(Beginning of TASK MATERIAL)

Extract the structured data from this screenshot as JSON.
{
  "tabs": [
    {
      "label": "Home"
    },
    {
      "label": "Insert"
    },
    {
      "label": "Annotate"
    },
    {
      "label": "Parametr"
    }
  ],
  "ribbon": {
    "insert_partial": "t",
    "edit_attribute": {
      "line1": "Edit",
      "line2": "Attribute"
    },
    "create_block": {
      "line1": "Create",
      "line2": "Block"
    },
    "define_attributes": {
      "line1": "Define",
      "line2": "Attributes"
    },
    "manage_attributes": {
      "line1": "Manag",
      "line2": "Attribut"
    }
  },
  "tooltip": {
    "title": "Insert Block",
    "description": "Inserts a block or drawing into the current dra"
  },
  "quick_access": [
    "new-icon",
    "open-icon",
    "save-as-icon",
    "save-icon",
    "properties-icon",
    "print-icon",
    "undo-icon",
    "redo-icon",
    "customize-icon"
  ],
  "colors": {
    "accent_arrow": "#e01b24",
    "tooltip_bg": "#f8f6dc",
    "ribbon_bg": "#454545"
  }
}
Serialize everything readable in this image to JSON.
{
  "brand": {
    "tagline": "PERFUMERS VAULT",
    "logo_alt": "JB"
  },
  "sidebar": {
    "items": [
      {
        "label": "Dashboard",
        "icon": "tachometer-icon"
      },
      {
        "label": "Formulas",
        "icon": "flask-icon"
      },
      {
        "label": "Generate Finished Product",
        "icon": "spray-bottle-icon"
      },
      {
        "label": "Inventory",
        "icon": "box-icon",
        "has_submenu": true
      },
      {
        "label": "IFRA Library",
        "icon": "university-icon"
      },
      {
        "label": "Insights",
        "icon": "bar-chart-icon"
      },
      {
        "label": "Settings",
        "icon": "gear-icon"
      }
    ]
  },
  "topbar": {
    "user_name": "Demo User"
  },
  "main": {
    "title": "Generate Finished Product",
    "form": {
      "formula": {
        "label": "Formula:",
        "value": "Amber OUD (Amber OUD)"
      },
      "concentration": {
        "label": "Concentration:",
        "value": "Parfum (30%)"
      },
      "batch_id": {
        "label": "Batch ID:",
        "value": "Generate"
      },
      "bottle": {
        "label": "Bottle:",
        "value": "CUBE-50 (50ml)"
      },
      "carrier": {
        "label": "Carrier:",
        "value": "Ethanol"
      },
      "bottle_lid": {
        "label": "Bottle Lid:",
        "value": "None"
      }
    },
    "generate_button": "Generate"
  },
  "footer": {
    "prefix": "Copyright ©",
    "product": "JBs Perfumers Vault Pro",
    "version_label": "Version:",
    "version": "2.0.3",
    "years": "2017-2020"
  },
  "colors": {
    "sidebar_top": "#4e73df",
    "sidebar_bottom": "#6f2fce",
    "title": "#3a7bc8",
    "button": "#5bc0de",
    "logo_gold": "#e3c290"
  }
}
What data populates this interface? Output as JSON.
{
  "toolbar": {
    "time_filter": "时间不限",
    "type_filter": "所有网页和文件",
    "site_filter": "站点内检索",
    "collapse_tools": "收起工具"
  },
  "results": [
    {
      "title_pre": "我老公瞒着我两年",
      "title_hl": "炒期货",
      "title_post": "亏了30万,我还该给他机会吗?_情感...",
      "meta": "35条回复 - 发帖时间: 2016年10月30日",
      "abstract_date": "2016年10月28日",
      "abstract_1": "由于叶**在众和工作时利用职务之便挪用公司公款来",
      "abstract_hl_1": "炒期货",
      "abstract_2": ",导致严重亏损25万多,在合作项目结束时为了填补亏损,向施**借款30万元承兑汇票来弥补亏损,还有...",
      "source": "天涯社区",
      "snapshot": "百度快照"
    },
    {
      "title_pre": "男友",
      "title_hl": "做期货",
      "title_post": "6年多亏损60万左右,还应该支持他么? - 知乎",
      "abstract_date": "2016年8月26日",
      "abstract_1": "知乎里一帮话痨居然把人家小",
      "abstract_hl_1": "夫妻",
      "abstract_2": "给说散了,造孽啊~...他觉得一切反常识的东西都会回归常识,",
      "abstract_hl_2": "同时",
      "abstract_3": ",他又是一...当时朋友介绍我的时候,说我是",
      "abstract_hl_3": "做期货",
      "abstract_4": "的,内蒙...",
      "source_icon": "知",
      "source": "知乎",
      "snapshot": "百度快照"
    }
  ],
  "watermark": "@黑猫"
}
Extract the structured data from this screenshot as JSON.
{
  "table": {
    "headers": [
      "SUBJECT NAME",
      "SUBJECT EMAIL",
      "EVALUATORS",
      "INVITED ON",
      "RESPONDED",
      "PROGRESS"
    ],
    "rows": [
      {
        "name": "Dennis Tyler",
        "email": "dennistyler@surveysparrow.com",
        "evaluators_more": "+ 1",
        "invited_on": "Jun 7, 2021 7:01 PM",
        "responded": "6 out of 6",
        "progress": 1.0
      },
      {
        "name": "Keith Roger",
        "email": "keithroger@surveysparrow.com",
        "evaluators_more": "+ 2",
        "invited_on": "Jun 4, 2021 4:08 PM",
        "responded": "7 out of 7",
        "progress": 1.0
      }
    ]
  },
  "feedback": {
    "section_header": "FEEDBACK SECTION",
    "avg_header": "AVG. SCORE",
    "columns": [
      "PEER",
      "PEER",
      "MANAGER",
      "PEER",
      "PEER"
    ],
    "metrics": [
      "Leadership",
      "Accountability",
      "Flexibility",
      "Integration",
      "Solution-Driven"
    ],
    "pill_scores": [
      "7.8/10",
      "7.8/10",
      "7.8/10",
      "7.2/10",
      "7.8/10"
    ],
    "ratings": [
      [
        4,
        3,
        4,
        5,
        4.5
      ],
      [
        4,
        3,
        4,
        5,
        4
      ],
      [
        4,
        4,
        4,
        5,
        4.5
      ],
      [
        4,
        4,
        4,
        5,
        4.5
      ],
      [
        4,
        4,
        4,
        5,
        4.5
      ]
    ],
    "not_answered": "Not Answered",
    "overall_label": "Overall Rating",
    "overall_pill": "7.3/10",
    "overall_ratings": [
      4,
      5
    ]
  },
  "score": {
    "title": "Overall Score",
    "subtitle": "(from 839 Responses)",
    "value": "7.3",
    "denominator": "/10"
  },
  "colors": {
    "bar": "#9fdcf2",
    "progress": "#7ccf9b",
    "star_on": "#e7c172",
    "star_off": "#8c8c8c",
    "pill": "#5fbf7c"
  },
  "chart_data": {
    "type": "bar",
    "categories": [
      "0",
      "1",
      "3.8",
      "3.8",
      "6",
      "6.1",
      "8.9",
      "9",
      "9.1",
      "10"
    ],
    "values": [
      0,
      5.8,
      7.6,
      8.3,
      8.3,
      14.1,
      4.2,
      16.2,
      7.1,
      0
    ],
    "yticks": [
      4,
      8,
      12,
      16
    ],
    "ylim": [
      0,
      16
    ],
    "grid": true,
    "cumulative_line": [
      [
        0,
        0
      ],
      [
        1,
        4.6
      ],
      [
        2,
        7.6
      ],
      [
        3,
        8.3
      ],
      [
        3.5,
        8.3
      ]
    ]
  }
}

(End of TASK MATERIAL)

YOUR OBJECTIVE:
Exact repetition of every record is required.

EXPECTED OUTPUT:
Extract the structured data from this screenshot as JSON.
{
  "tabs": [
    {
      "label": "Home"
    },
    {
      "label": "Insert"
    },
    {
      "label": "Annotate"
    },
    {
      "label": "Parametr"
    }
  ],
  "ribbon": {
    "insert_partial": "t",
    "edit_attribute": {
      "line1": "Edit",
      "line2": "Attribute"
    },
    "create_block": {
      "line1": "Create",
      "line2": "Block"
    },
    "define_attributes": {
      "line1": "Define",
      "line2": "Attributes"
    },
    "manage_attributes": {
      "line1": "Manag",
      "line2": "Attribut"
    }
  },
  "tooltip": {
    "title": "Insert Block",
    "description": "Inserts a block or drawing into the current dra"
  },
  "quick_access": [
    "new-icon",
    "open-icon",
    "save-as-icon",
    "save-icon",
    "properties-icon",
    "print-icon",
    "undo-icon",
    "redo-icon",
    "customize-icon"
  ],
  "colors": {
    "accent_arrow": "#e01b24",
    "tooltip_bg": "#f8f6dc",
    "ribbon_bg": "#454545"
  }
}
Serialize everything readable in this image to JSON.
{
  "brand": {
    "tagline": "PERFUMERS VAULT",
    "logo_alt": "JB"
  },
  "sidebar": {
    "items": [
      {
        "label": "Dashboard",
        "icon": "tachometer-icon"
      },
      {
        "label": "Formulas",
        "icon": "flask-icon"
      },
      {
        "label": "Generate Finished Product",
        "icon": "spray-bottle-icon"
      },
      {
        "label": "Inventory",
        "icon": "box-icon",
        "has_submenu": true
      },
      {
        "label": "IFRA Library",
        "icon": "university-icon"
      },
      {
        "label": "Insights",
        "icon": "bar-chart-icon"
      },
      {
        "label": "Settings",
        "icon": "gear-icon"
      }
    ]
  },
  "topbar": {
    "user_name": "Demo User"
  },
  "main": {
    "title": "Generate Finished Product",
    "form": {
      "formula": {
        "label": "Formula:",
        "value": "Amber OUD (Amber OUD)"
      },
      "concentration": {
        "label": "Concentration:",
        "value": "Parfum (30%)"
      },
      "batch_id": {
        "label": "Batch ID:",
        "value": "Generate"
      },
      "bottle": {
        "label": "Bottle:",
        "value": "CUBE-50 (50ml)"
      },
      "carrier": {
        "label": "Carrier:",
        "value": "Ethanol"
      },
      "bottle_lid": {
        "label": "Bottle Lid:",
        "value": "None"
      }
    },
    "generate_button": "Generate"
  },
  "footer": {
    "prefix": "Copyright ©",
    "product": "JBs Perfumers Vault Pro",
    "version_label": "Version:",
    "version": "2.0.3",
    "years": "2017-2020"
  },
  "colors": {
    "sidebar_top": "#4e73df",
    "sidebar_bottom": "#6f2fce",
    "title": "#3a7bc8",
    "button": "#5bc0de",
    "logo_gold": "#e3c290"
  }
}
What data populates this interface? Output as JSON.
{
  "toolbar": {
    "time_filter": "时间不限",
    "type_filter": "所有网页和文件",
    "site_filter": "站点内检索",
    "collapse_tools": "收起工具"
  },
  "results": [
    {
      "title_pre": "我老公瞒着我两年",
      "title_hl": "炒期货",
      "title_post": "亏了30万,我还该给他机会吗?_情感...",
      "meta": "35条回复 - 发帖时间: 2016年10月30日",
      "abstract_date": "2016年10月28日",
      "abstract_1": "由于叶**在众和工作时利用职务之便挪用公司公款来",
      "abstract_hl_1": "炒期货",
      "abstract_2": ",导致严重亏损25万多,在合作项目结束时为了填补亏损,向施**借款30万元承兑汇票来弥补亏损,还有...",
      "source": "天涯社区",
      "snapshot": "百度快照"
    },
    {
      "title_pre": "男友",
      "title_hl": "做期货",
      "title_post": "6年多亏损60万左右,还应该支持他么? - 知乎",
      "abstract_date": "2016年8月26日",
      "abstract_1": "知乎里一帮话痨居然把人家小",
      "abstract_hl_1": "夫妻",
      "abstract_2": "给说散了,造孽啊~...他觉得一切反常识的东西都会回归常识,",
      "abstract_hl_2": "同时",
      "abstract_3": ",他又是一...当时朋友介绍我的时候,说我是",
      "abstract_hl_3": "做期货",
      "abstract_4": "的,内蒙...",
      "source_icon": "知",
      "source": "知乎",
      "snapshot": "百度快照"
    }
  ],
  "watermark": "@黑猫"
}
Extract the structured data from this screenshot as JSON.
{
  "table": {
    "headers": [
      "SUBJECT NAME",
      "SUBJECT EMAIL",
      "EVALUATORS",
      "INVITED ON",
      "RESPONDED",
      "PROGRESS"
    ],
    "rows": [
      {
        "name": "Dennis Tyler",
        "email": "dennistyler@surveysparrow.com",
        "evaluators_more": "+ 1",
        "invited_on": "Jun 7, 2021 7:01 PM",
        "responded": "6 out of 6",
        "progress": 1.0
      },
      {
        "name": "Keith Roger",
        "email": "keithroger@surveysparrow.com",
        "evaluators_more": "+ 2",
        "invited_on": "Jun 4, 2021 4:08 PM",
        "responded": "7 out of 7",
        "progress": 1.0
      }
    ]
  },
  "feedback": {
    "section_header": "FEEDBACK SECTION",
    "avg_header": "AVG. SCORE",
    "columns": [
      "PEER",
      "PEER",
      "MANAGER",
      "PEER",
      "PEER"
    ],
    "metrics": [
      "Leadership",
      "Accountability",
      "Flexibility",
      "Integration",
      "Solution-Driven"
    ],
    "pill_scores": [
      "7.8/10",
      "7.8/10",
      "7.8/10",
      "7.2/10",
      "7.8/10"
    ],
    "ratings": [
      [
        4,
        3,
        4,
        5,
        4.5
      ],
      [
        4,
        3,
        4,
        5,
        4
      ],
      [
        4,
        4,
        4,
        5,
        4.5
      ],
      [
        4,
        4,
        4,
        5,
        4.5
      ],
      [
        4,
        4,
        4,
        5,
        4.5
      ]
    ],
    "not_answered": "Not Answered",
    "overall_label": "Overall Rating",
    "overall_pill": "7.3/10",
    "overall_ratings": [
      4,
      5
    ]
  },
  "score": {
    "title": "Overall Score",
    "subtitle": "(from 839 Responses)",
    "value": "7.3",
    "denominator": "/10"
  },
  "colors": {
    "bar": "#9fdcf2",
    "progress": "#7ccf9b",
    "star_on": "#e7c172",
    "star_off": "#8c8c8c",
    "pill": "#5fbf7c"
  },
  "chart_data": {
    "type": "bar",
    "categories": [
      "0",
      "1",
      "3.8",
      "3.8",
      "6",
      "6.1",
      "8.9",
      "9",
      "9.1",
      "10"
    ],
    "values": [
      0,
      5.8,
      7.6,
      8.3,
      8.3,
      14.1,
      4.2,
      16.2,
      7.1,
      0
    ],
    "yticks": [
      4,
      8,
      12,
      16
    ],
    "ylim": [
      0,
      16
    ],
    "grid": true,
    "cumulative_line": [
      [
        0,
        0
      ],
      [
        1,
        4.6
      ],
      [
        2,
        7.6
      ],
      [
        3,
        8.3
      ],
      [
        3.5,
        8.3
      ]
    ]
  }
}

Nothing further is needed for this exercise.